As we get deeper into the festive season, we’re all treating ourselves to more and more yeast, barley and wheat centred food (and drink!). Warm pastries, baked goods and the occasional beer are all to be expected this winter season, but for those with unknown intolerances or allergies to these foods, it can become a minefield.
Common foods that we all enjoy around Christmas such as; cakes, pastries, and many alcoholic drinks all contain yeast. Beer is primarily made from yeast, hops, barley and water. So, this time of year, when we’re all celebrating at family parties, we’re at a much-heightened risk of developing symptoms from our diet.
It’s important to understand that yeast, wheat and barley allergies aren’t the same as coeliac disease (AKA’ gluten intolerance’). Coeliac disease is often confused with yeast or gluten allergies. Gluten intolerance is an autoimmune disease, as opposed to an allergy. Gluten is a mixture of proteins, found in grains such as wheat, rye, and barley, that’s often added to processed foods as well. While a yeast allergy is an immune response to yeast only and not a catch-all autoimmune disease caused by the protein gluten.

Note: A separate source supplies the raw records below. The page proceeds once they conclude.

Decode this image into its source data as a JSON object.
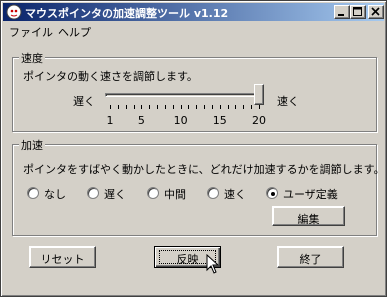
{
  "window": {
    "title": "マウスポインタの加速調整ツール v1.12"
  },
  "menu": {
    "items": [
      "ファイル",
      "ヘルプ"
    ]
  },
  "speed": {
    "group_title": "速度",
    "description": "ポインタの動く速さを調節します。",
    "slow_label": "遅く",
    "fast_label": "速く",
    "min": 1,
    "max": 20,
    "value": 20,
    "tick_labels": [
      "1",
      "5",
      "10",
      "15",
      "20"
    ]
  },
  "accel": {
    "group_title": "加速",
    "description": "ポインタをすばやく動かしたときに、どれだけ加速するかを調節します。",
    "options": [
      "なし",
      "遅く",
      "中間",
      "速く",
      "ユーザ定義"
    ],
    "selected": "ユーザ定義",
    "edit_label": "編集"
  },
  "buttons": {
    "reset": "リセット",
    "apply": "反映",
    "exit": "終了"
  },
  "colors": {
    "titlebar_start": "#0a246a",
    "titlebar_end": "#a6caf0",
    "face": "#d4d0c8"
  }
}
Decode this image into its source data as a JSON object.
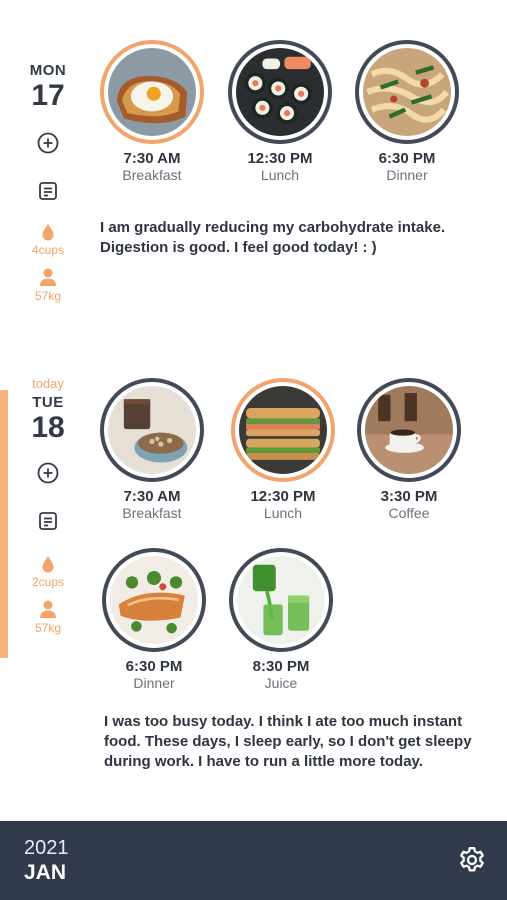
{
  "days": [
    {
      "today_label": "",
      "dow": "MON",
      "date": "17",
      "water": "4cups",
      "weight": "57kg",
      "meals": [
        {
          "time": "7:30 AM",
          "label": "Breakfast",
          "highlight": true,
          "photo": "toast-egg"
        },
        {
          "time": "12:30 PM",
          "label": "Lunch",
          "highlight": false,
          "photo": "sushi"
        },
        {
          "time": "6:30 PM",
          "label": "Dinner",
          "highlight": false,
          "photo": "pasta"
        }
      ],
      "note": "I am gradually reducing my carbohydrate intake. Digestion is good. I feel good today! : )"
    },
    {
      "today_label": "today",
      "dow": "TUE",
      "date": "18",
      "water": "2cups",
      "weight": "57kg",
      "meals": [
        {
          "time": "7:30 AM",
          "label": "Breakfast",
          "highlight": false,
          "photo": "granola-coffee"
        },
        {
          "time": "12:30 PM",
          "label": "Lunch",
          "highlight": true,
          "photo": "sandwich"
        },
        {
          "time": "3:30 PM",
          "label": "Coffee",
          "highlight": false,
          "photo": "coffee"
        },
        {
          "time": "6:30 PM",
          "label": "Dinner",
          "highlight": false,
          "photo": "salmon"
        },
        {
          "time": "8:30 PM",
          "label": "Juice",
          "highlight": false,
          "photo": "juice"
        }
      ],
      "note": "I was too busy today. I think I ate too much instant food. These days, I sleep early, so I don't get sleepy during work. I have to run a little more today."
    }
  ],
  "footer": {
    "year": "2021",
    "month": "JAN"
  },
  "colors": {
    "accent": "#f2a46c",
    "ring": "#424a57",
    "bar": "#313a4b"
  },
  "icons": {
    "add": "plus-circle-icon",
    "note": "note-icon",
    "water": "water-drop-icon",
    "weight": "person-icon",
    "settings": "gear-icon"
  }
}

Symptoms of yeast, wheat or barley allergies can vary from person to person, but can include the following:
- abdominal swelling
- breathing difficulties
- joint pain
If you notice these symptoms quickly after or immediately upon consuming foods containing these allergens, then it’s a good idea to get tested. An allergy test can determine which ingredient is causing your adverse reaction.
Intolerances to these same substances will manifest themselves quite differently. Intolerance symptoms can include:
- Abdominal discomfort
- Skin Rashes / Eczema
Which foods contain Yeast, Barley or Wheat?
Yeast, barley and wheat are all very common. There are a lot of foods in the typical western diet that contain them. Such as;
- Aged meats and olives
- Alcohol, especially beer, wine, and ciders
- Buttermilk, synthetic cream, and yoghurt
- Fermented foods such as ripe cheeses and sauerkraut
- Premade stocks, stock cubes, and gravies
- Baked goods, such as bread, muffins, biscuits, croissants, or cinnamon rolls
- Protein bars
- Bread, pastries and doughnuts
- Fried, breaded chicken, fish and other deep-fried foods
- Even in some crisps, ice creams and chocolate recipes!
It doesn’t hurt to get tested for intolerances and allergies before going all out in enjoying this festive season. It’s much better to be prepared and aware of any foods that don’t agree with your than to find out once it’s too late and have it ruin your holidays.